Poetry became my passion after I fell in love with Walter de la Mare's "Silver" in Mrs. Edna Pickett's sophomore English class circa 1962.
William Butler Yeats
Introduction and Excerpt from "The Fisherman"
William Butler Yeats' poem, "The Fisherman," appears in the poet's The Wild Swans at Coole, which was published in 1919. His collection contains many of the poet’s most widely anthologized poems.
Excerpt from "The Fisherman"
Although I can see him still,
The freckled man who goes
To a grey place on a hill
In grey Connemara clothes
At dawn to cast his flies,
It’s long since I began
To call up to the eyes
This wise and simple man.
All day I’d looked in the face
What I had hoped ’twould be
To write for my own race
And the reality . . .
To read the entire poem, please visit “The Fisherman” at the Poetry Foundation.
Reading of "The Fisherman"
The speaker in William Butler Yeats' poem is calling for a poetry that will be meaningful to the common folk. He reveals his contempt for charlatans, while encouraging an ideal that he feels must steer culture and art. Yeats promoted the arts that he felt most closely played to the culture of the Irish.
First Movement: Remembering an Admired Man
The speaker is recalling a man he has admired: "[t]he freckled man" wearing "Connemara clothes." The man has been accustomed to fishing at a "gray place on a hill." The speaker suggests that he can still visualize the man, perhaps the speaker even sees him from time to time in the village, but the speaker has not mused about the man recently.
The speaker likes the man’s simplicity; he calls him "wise and simple." The speaker will continue to muse on those very same qualities in his poem.

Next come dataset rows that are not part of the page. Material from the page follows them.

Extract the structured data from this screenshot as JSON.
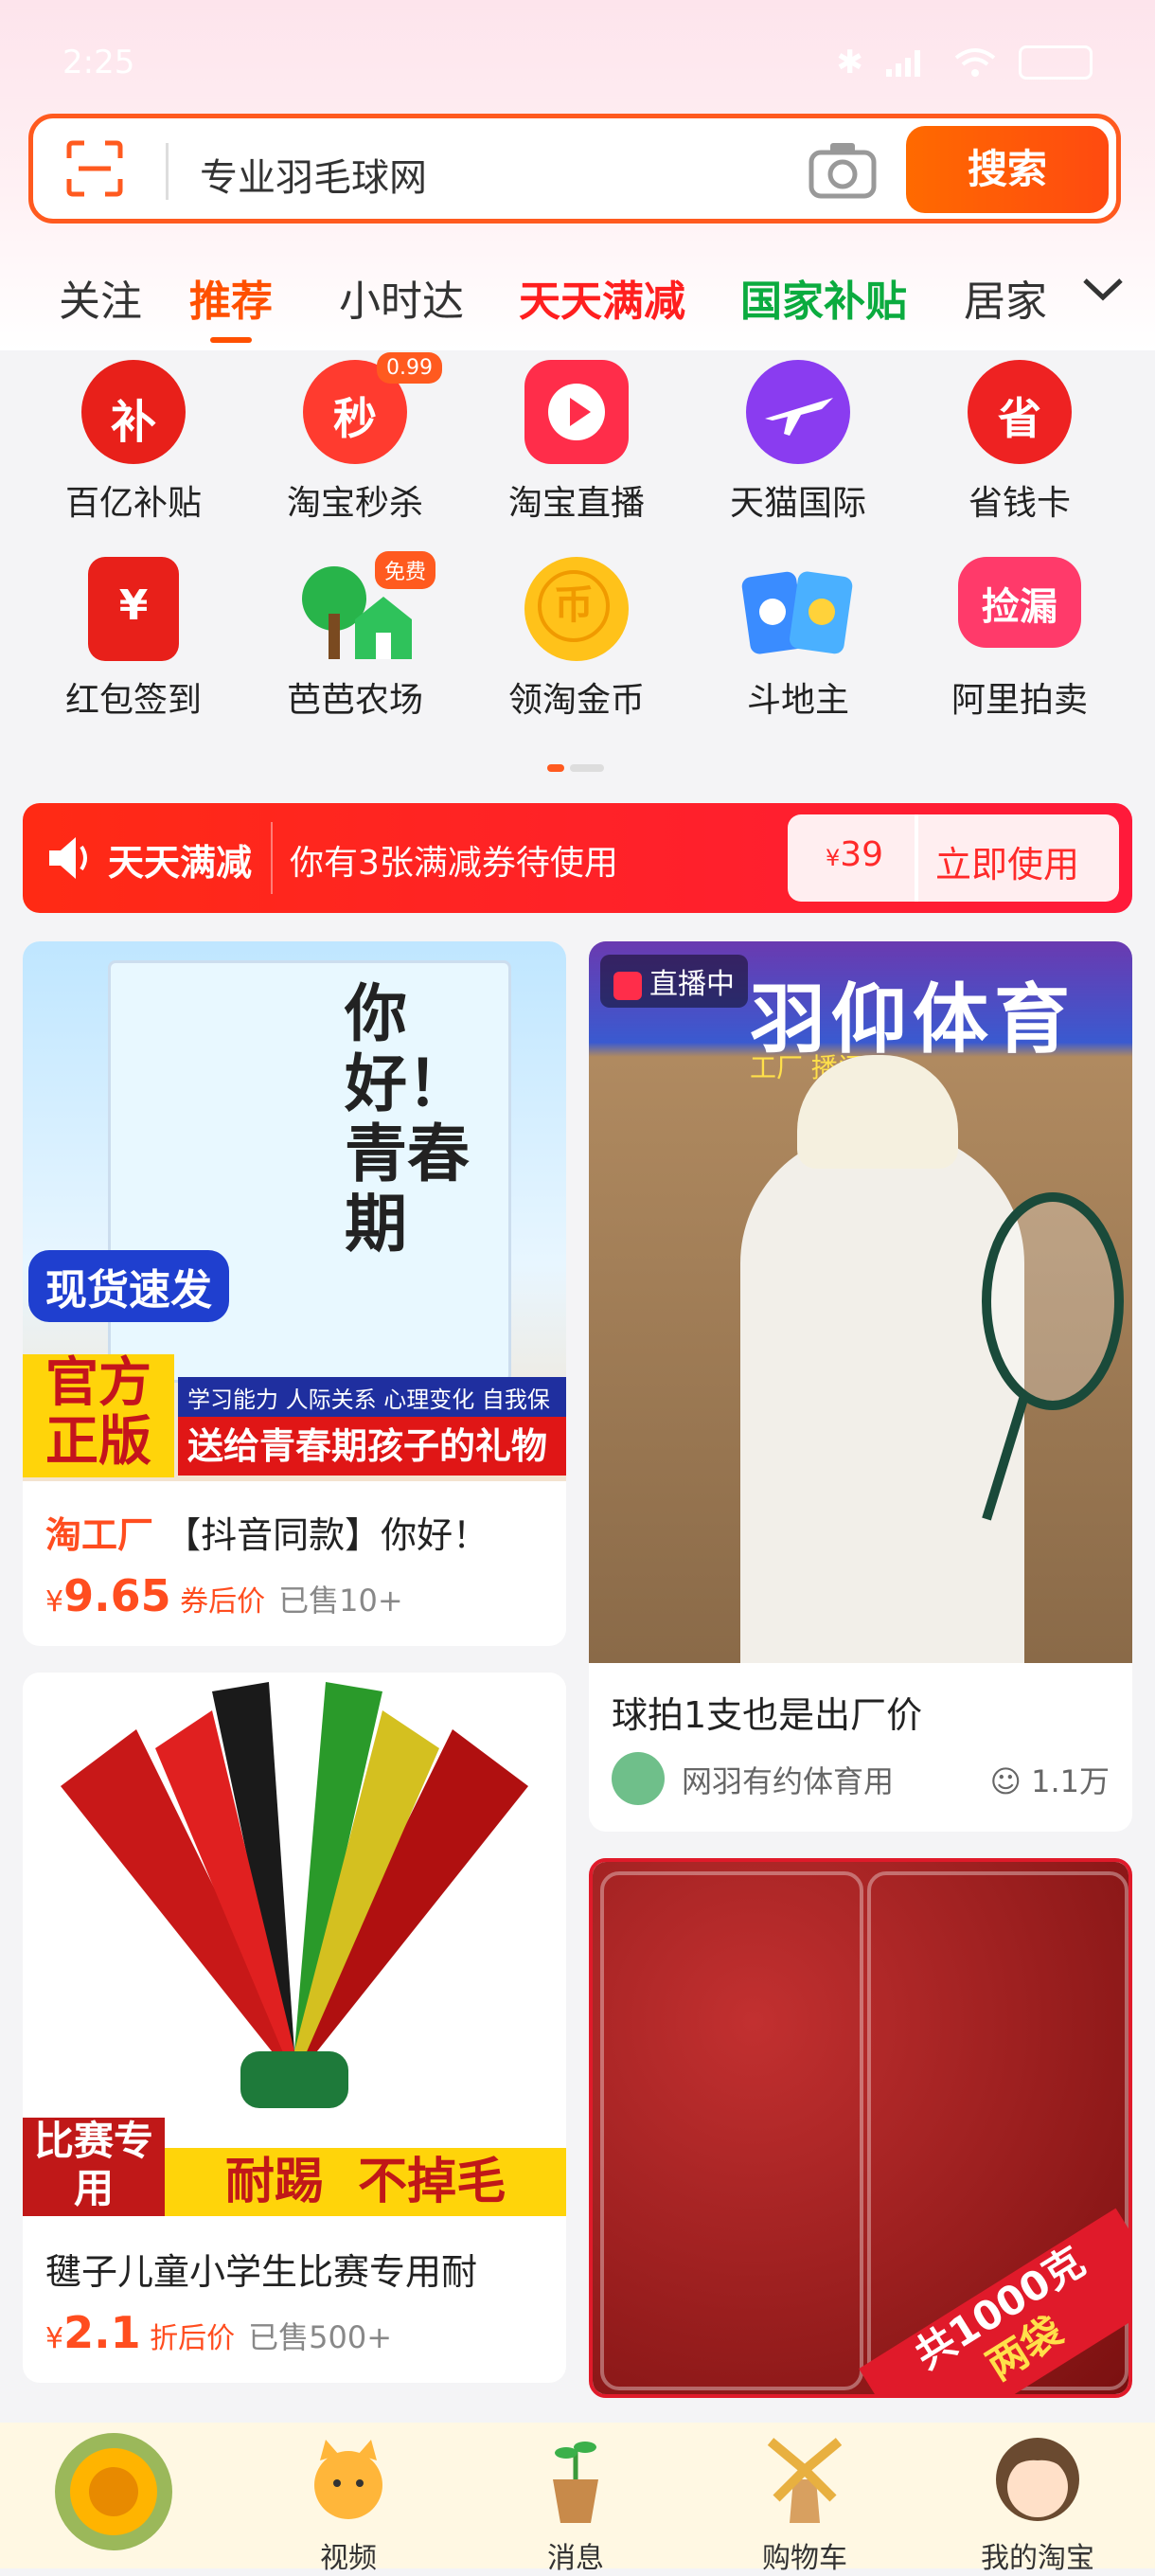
{
  "status": {
    "time": "2:25"
  },
  "search": {
    "query": "专业羽毛球网",
    "button": "搜索"
  },
  "tabs": [
    "关注",
    "推荐",
    "小时达",
    "天天满减",
    "国家补贴",
    "居家"
  ],
  "grid": [
    {
      "label": "百亿补贴",
      "icon": "subsidy-icon"
    },
    {
      "label": "淘宝秒杀",
      "icon": "flash-sale-icon",
      "badge": "0.99"
    },
    {
      "label": "淘宝直播",
      "icon": "live-icon"
    },
    {
      "label": "天猫国际",
      "icon": "tmall-global-icon"
    },
    {
      "label": "省钱卡",
      "icon": "savings-card-icon"
    },
    {
      "label": "红包签到",
      "icon": "red-packet-icon"
    },
    {
      "label": "芭芭农场",
      "icon": "farm-icon",
      "badge": "免费"
    },
    {
      "label": "领淘金币",
      "icon": "gold-coin-icon"
    },
    {
      "label": "斗地主",
      "icon": "cards-game-icon"
    },
    {
      "label": "阿里拍卖",
      "icon": "auction-icon",
      "icon_text": "捡漏"
    }
  ],
  "banner": {
    "title": "天天满减",
    "text": "你有3张满减券待使用",
    "currency": "¥",
    "amount": "39",
    "action": "立即使用"
  },
  "products": {
    "book": {
      "img_title": "你好！青春期",
      "tag1": "现货速发",
      "tag2": "官方正版",
      "strip1": "学习能力 人际关系 心理变化 自我保护",
      "strip2": "送给青春期孩子的礼物",
      "brand": "淘工厂",
      "title": "【抖音同款】你好！",
      "currency": "¥",
      "price": "9.65",
      "price_note": "券后价",
      "sold": "已售10+"
    },
    "live": {
      "badge": "直播中",
      "sign": "羽仰体育",
      "sign_sub": "工厂 播间",
      "title": "球拍1支也是出厂价",
      "shop": "网羽有约体育用",
      "viewers": "1.1万"
    },
    "shuttle": {
      "tag": "比赛专用",
      "slogan": "耐踢  不掉毛",
      "title": "毽子儿童小学生比赛专用耐",
      "currency": "¥",
      "price": "2.1",
      "price_note": "折后价",
      "sold": "已售500+"
    },
    "dates": {
      "corner1": "共1000克",
      "corner2": "两袋"
    }
  },
  "bottom_nav": [
    {
      "label": "",
      "icon": "sunflower-home-icon"
    },
    {
      "label": "视频",
      "icon": "cat-video-icon"
    },
    {
      "label": "消息",
      "icon": "plant-message-icon"
    },
    {
      "label": "购物车",
      "icon": "windmill-cart-icon"
    },
    {
      "label": "我的淘宝",
      "icon": "avatar-profile-icon"
    }
  ]
}
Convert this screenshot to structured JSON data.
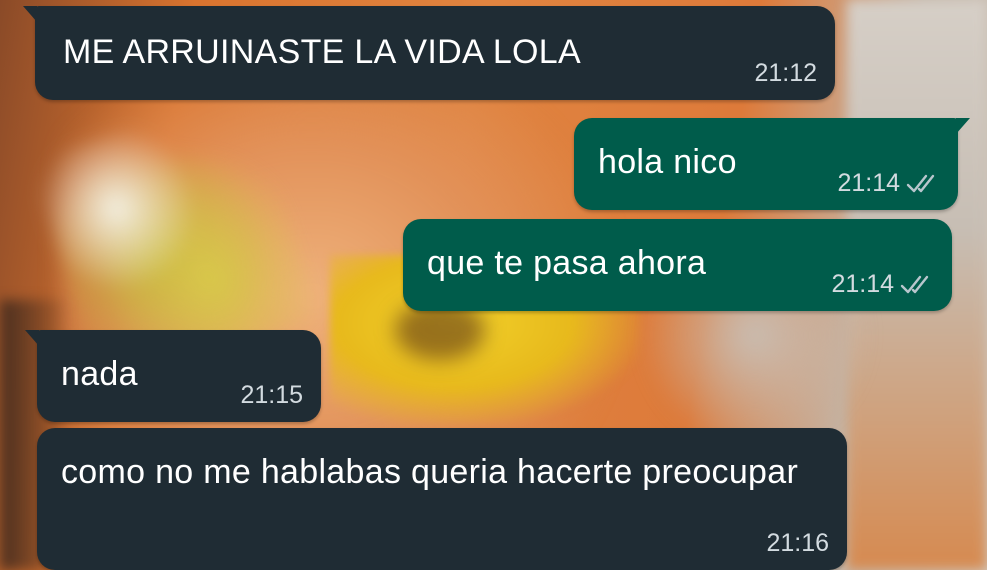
{
  "messages": [
    {
      "direction": "incoming",
      "text": "ME ARRUINASTE LA VIDA LOLA",
      "time": "21:12"
    },
    {
      "direction": "outgoing",
      "text": "hola nico",
      "time": "21:14",
      "status_icon": "double-check-icon"
    },
    {
      "direction": "outgoing",
      "text": "que te pasa ahora",
      "time": "21:14",
      "status_icon": "double-check-icon"
    },
    {
      "direction": "incoming",
      "text": "nada",
      "time": "21:15"
    },
    {
      "direction": "incoming",
      "text": "como no me hablabas queria hacerte preocupar",
      "time": "21:16"
    }
  ],
  "colors": {
    "incoming_bubble": "#1f2c34",
    "outgoing_bubble": "#005c4b",
    "text": "#ffffff",
    "time": "#d3dbe0",
    "tick": "#b8c6cd"
  }
}
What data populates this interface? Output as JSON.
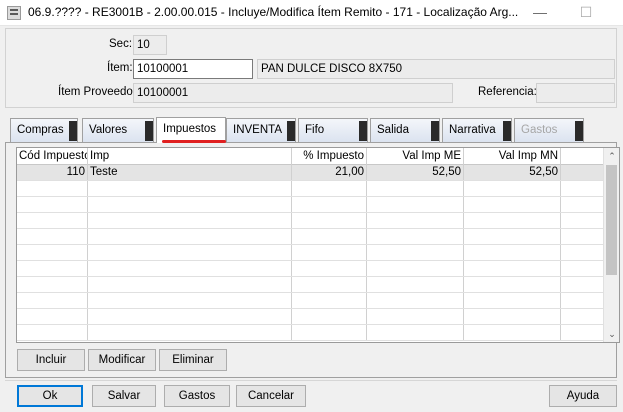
{
  "window": {
    "title": "06.9.???? - RE3001B - 2.00.00.015 - Incluye/Modifica Ítem Remito - 171 - Localização Arg...",
    "minimize": "—",
    "maximize": "☐"
  },
  "header": {
    "sec_label": "Sec:",
    "sec_value": "10",
    "item_label": "Ítem:",
    "item_value": "10100001",
    "item_desc": "PAN DULCE DISCO 8X750",
    "proveedor_label": "Ítem Proveedor:",
    "proveedor_value": "10100001",
    "referencia_label": "Referencia:",
    "referencia_value": ""
  },
  "tabs": [
    {
      "label": "Compras",
      "state": "normal"
    },
    {
      "label": "Valores",
      "state": "normal"
    },
    {
      "label": "Impuestos",
      "state": "active"
    },
    {
      "label": "INVENTA",
      "state": "normal"
    },
    {
      "label": "Fifo",
      "state": "normal"
    },
    {
      "label": "Salida",
      "state": "normal"
    },
    {
      "label": "Narrativa",
      "state": "normal"
    },
    {
      "label": "Gastos",
      "state": "disabled"
    }
  ],
  "grid": {
    "columns": [
      "Cód Impuesto",
      "Imp",
      "% Impuesto",
      "Val Imp ME",
      "Val Imp MN"
    ],
    "rows": [
      [
        "110",
        "Teste",
        "21,00",
        "52,50",
        "52,50"
      ]
    ],
    "scroll_down_icon": "⌄",
    "scroll_up_icon": "⌃"
  },
  "grid_buttons": {
    "incluir": "Incluir",
    "modificar": "Modificar",
    "eliminar": "Eliminar"
  },
  "footer": {
    "ok": "Ok",
    "salvar": "Salvar",
    "gastos": "Gastos",
    "cancelar": "Cancelar",
    "ayuda": "Ayuda"
  },
  "colors": {
    "active_tab_marker": "#e02020",
    "focus_border": "#0078d7"
  }
}
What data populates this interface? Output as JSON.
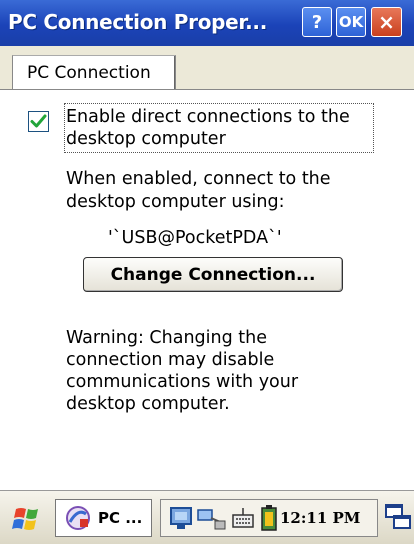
{
  "window": {
    "title": "PC Connection Proper...",
    "help_label": "?",
    "ok_label": "OK",
    "close_label": "×"
  },
  "tabs": [
    {
      "label": "PC Connection",
      "selected": true
    }
  ],
  "settings": {
    "checkbox_checked": true,
    "checkbox_label_line1": "Enable direct connections to the",
    "checkbox_label_line2": "desktop computer",
    "info_line1": "When enabled, connect to the",
    "info_line2": "desktop computer using:",
    "connection_value": "'`USB@PocketPDA`'",
    "change_button": "Change Connection...",
    "warning_line1": "Warning: Changing the",
    "warning_line2": "connection may disable",
    "warning_line3": "communications with your",
    "warning_line4": "desktop computer."
  },
  "taskbar": {
    "start_icon": "windows-flag-icon",
    "task_label": "PC ...",
    "clock": "12:11 PM",
    "tray_icons": [
      "network-icon",
      "connection-icon",
      "keyboard-icon",
      "battery-icon"
    ]
  },
  "colors": {
    "titlebar": "#1b43b8",
    "check": "#22a53a",
    "close_button": "#c9401e"
  }
}
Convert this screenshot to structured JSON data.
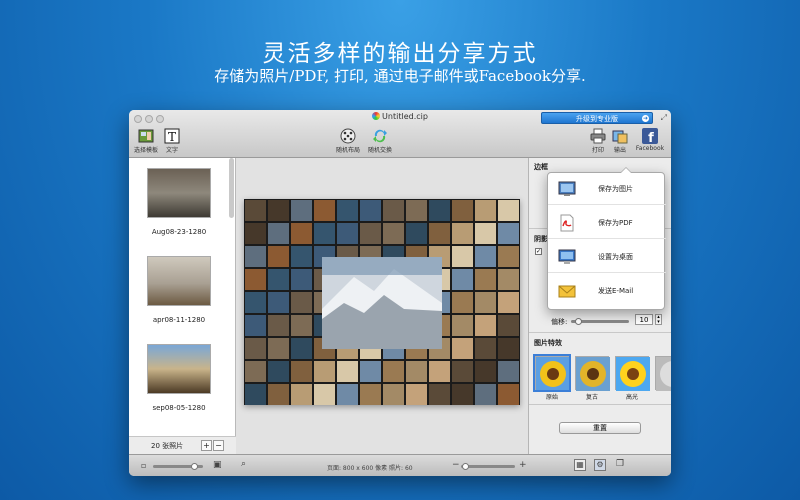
{
  "hero": {
    "title": "灵活多样的输出分享方式",
    "subtitle": "存储为照片/PDF, 打印, 通过电子邮件或Facebook分享."
  },
  "window": {
    "title": "Untitled.cip",
    "upgrade_label": "升级到专业版"
  },
  "toolbar": {
    "choose_template": "选择模板",
    "text": "文字",
    "random_layout": "随机布局",
    "random_swap": "随机交换",
    "print": "打印",
    "export": "输出",
    "facebook": "Facebook"
  },
  "sidebar": {
    "items": [
      {
        "label": "Aug08-23-1280"
      },
      {
        "label": "apr08-11-1280"
      },
      {
        "label": "sep08-05-1280"
      }
    ],
    "footer_count": "20 张照片",
    "add": "+",
    "remove": "−"
  },
  "panel": {
    "border_title": "边框",
    "shadow_title": "阴影",
    "offset_label": "偏移:",
    "offset_value": "10",
    "effects_title": "图片特效",
    "effects": [
      {
        "label": "原始"
      },
      {
        "label": "复古"
      },
      {
        "label": "高光"
      }
    ],
    "reset": "重置"
  },
  "export_menu": {
    "items": [
      {
        "label": "保存为图片",
        "icon": "image-icon"
      },
      {
        "label": "保存为PDF",
        "icon": "pdf-icon"
      },
      {
        "label": "设置为桌面",
        "icon": "desktop-icon"
      },
      {
        "label": "发送E-Mail",
        "icon": "email-icon"
      }
    ]
  },
  "statusbar": {
    "info": "页面: 800 x 600 像素 照片: 60",
    "minus": "−",
    "plus": "+"
  },
  "colors": {
    "background": "#1a78c6",
    "accent": "#1f76d0"
  }
}
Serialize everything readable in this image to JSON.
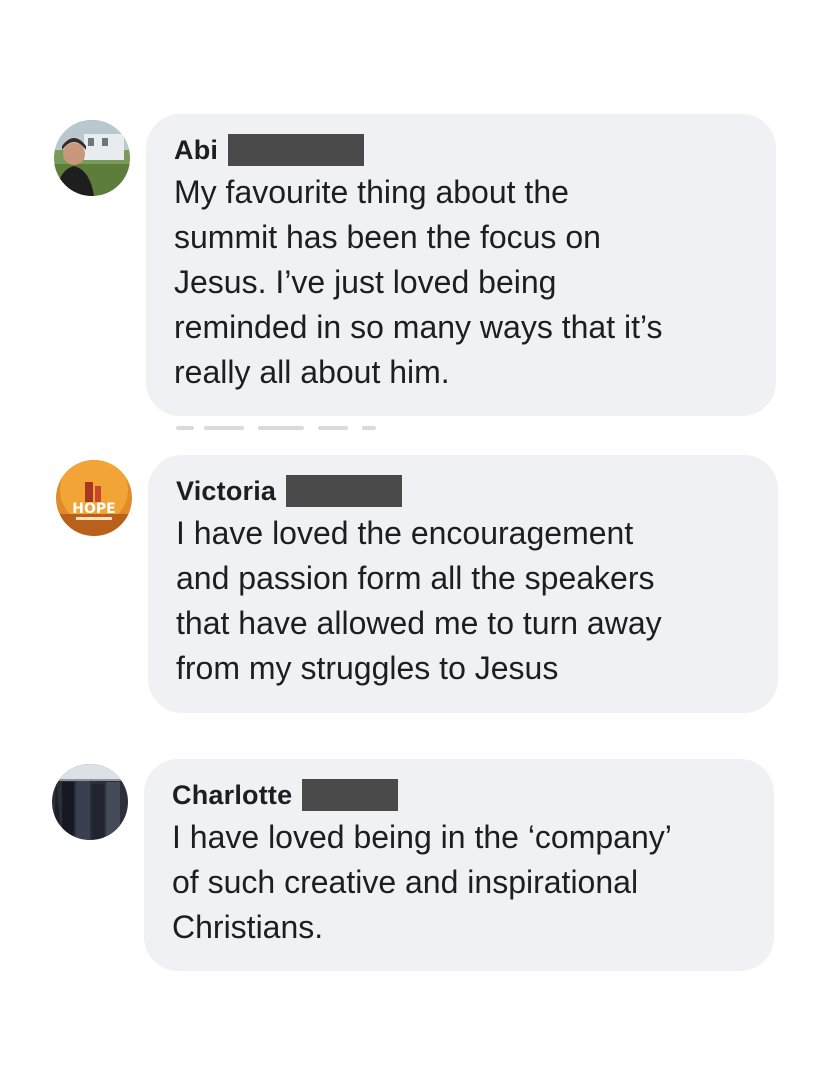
{
  "comments": [
    {
      "author": "Abi",
      "avatar_icon": "user-photo-avatar",
      "text": "My favourite thing about the\nsummit has been the focus on\nJesus. I’ve just loved being\nreminded in so many ways that it’s\nreally all about him."
    },
    {
      "author": "Victoria",
      "avatar_icon": "hope-logo-avatar",
      "avatar_label": "HOPE",
      "text": "I have loved the encouragement\nand passion form all the speakers\nthat have allowed me to turn away\nfrom my struggles to Jesus"
    },
    {
      "author": "Charlotte",
      "avatar_icon": "user-photo-avatar",
      "text": "I have loved being in the ‘company’\nof such creative and inspirational\nChristians."
    }
  ],
  "colors": {
    "bubble_bg": "#f0f1f5",
    "text": "#1c1e21",
    "redaction": "#4a4a4a"
  }
}
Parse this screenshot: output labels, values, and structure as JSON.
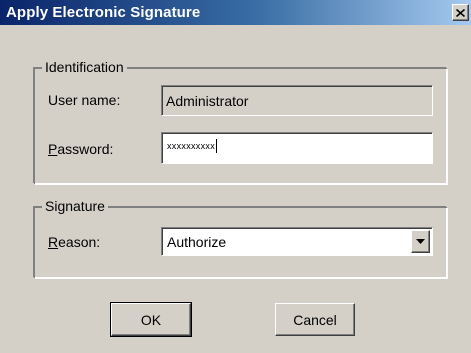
{
  "window": {
    "title": "Apply Electronic Signature",
    "close_icon": "close-icon"
  },
  "identification": {
    "legend": "Identification",
    "username_label": "User name:",
    "username_value": "Administrator",
    "password_label_first": "P",
    "password_label_rest": "assword:",
    "password_value": "xxxxxxxxxx"
  },
  "signature": {
    "legend": "Signature",
    "reason_label_first": "R",
    "reason_label_rest": "eason:",
    "reason_value": "Authorize",
    "dropdown_icon": "chevron-down-icon"
  },
  "buttons": {
    "ok_label": "OK",
    "cancel_label": "Cancel"
  },
  "colors": {
    "titlebar_start": "#0a246a",
    "titlebar_end": "#a6caf0",
    "dialog_background": "#d4d0c8"
  }
}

The speaker wishes to extoll the virtues of simplicity and wisdom of observing those folks who are doing everyday, simple tasks.
Second Movement: Researching History
The speaker has charted his course to "write for my own race / And the reality"; thus he has been researching the history of his country. The speaker insists that he wishes to reveal the reality of his fellow citizens, a reality, which will well acquit itself while at the same time reflect the same truths that future generations hence will likely experience.
The speaker catalogues the men and their qualities who make up the current political landscape. At some of those men, he flings his ire, "[t]he living men that I hate." He emphasizes his hatred by contrasting that deadly emotion with, "[t]he dead man that I loved." He continues in his hatred by naming "[t]he craven man in his seat / The insolent unreproved.” The speaker feels that by contrasting good and evil, he can arrive at a staid virtue upon which to found a better art and poetry that will reflect the Irish culture more truly.
Third Movement: The Guilty Avoiding Justice
The speaker continues to reference the rogues and knaves, who have thus far avoided justice though guilty. The speaker reviles those who have "won a drunken cheer," even though they have been undeserving of such honor and celebrity. The speaker avers that it is this whole lot of loathsome characters who besmirch and heap shame on the culture.
The speaker accuses those scandalous usurpers with nearly destroying the art of the nation: "The beating down of the wise / And great Art beaten down." He laments what these assassins of culture have perpetrated and therefore is calling attention to their perfidy.
Fourth Movement: Culture Killers
The speaker then suggests that for a while he has begun fashioning an uncomplicated, "sun-freckled face," —the man in "Connemara cloth." For his effort, he has received only "scorn" from the ilk of those culture killers and unscrupulous individuals. Still, the speaker presses on, endeavoring to visualize a simple fisherman, the man who "climb[s] up to a place / Where stone is dark with froth.”
The speaker is creating a symbolic presence that he can describe and to which he can assign the qualities that he feels must become part of the natural art that belongs to the people of his locale.
Fifth Movement: Musing on Simplicity
The speaker sees in vision the "down turn of his wrist / When the flies drop in the stream." The speaker then reveals that, in fact, this man "does not exist" only that he is "but a dream." The speaker’s keenness, however, to resurrect such a simple, rustic character spurs him on to exclaim loudly: "Before I am old / I shall have written him one / Poem maybe as cold / And passionate as the dawn."
The speaker continues to devote himself to musing on simplicity; he ardently wishes to create a new ideal that will produce meaningful, original poetry—a poetry that will speak with organic originality and will also foretoken the beginning of a new era in poetry. All this the speaker hopes to accomplish despite the crassness and duplicity of too many of the political phonies whose selfishness is leading to the ruination of their own culture.
© 2015 Linda Sue Grimes